The seventh seed resisted a stern challenge from Finland's Jarkko Komula, prevailing 3-2 in a match brought forward by nearly two hours from its original slot on the schedule.

That decision was taken by the organisers to fit in with live television coverage. But Komula was fuming because he claimed he had not, unlike Hankey, been given any notice and wanted longer to practice before the match.

The 25-year-old Lakeside debutant certainly started off looking rusty. But once he had found his feet, the World Masters runner-up, who makes a weekly 1,000-mile round trip from his home near the Arctic Circle just to practise, gave "The Count" a run for his money.

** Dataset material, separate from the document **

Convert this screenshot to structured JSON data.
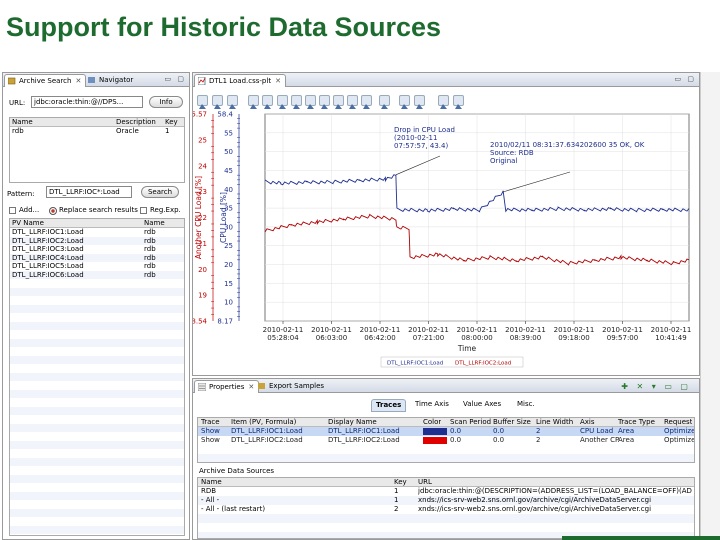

Ultimately, the 33-year-old Rhyl-based Hankey came through the deciding set comfortably, but the experience left a bitter taste with Komula, who had been tipped as a lively outsider for the title. "I was very surprised when I was told I had to go on much earlier than I thought," Komula, the world No 9, said. "I could hardly throw a dart at first and I gave the first set away to Ted."

Hankey found it strange that Komula did not know about the change in the order of play and felt the Finn had put up a spirited display. "I was very surprised by the way he played," he admitted. "I saw him play in the Masters but this is a different tournament with a different atmosphere."

In the second round tomorrow, Hankey will meet Wayne Jones, who just got the better of Tony Eccles 3-2.

The two other seeds in action also won, although world No 4, Mervyn King, had to overcome a mid-match knee injury to book his place in the last 16. The 35-year-old from Ipswich beat Australia's Russell Stewart 3-1 scoreline but was in agony for much of the contest after twisting his left knee while retrieving his darts from the board. Fortunately the injured leg was not the one on which he balances when throwing.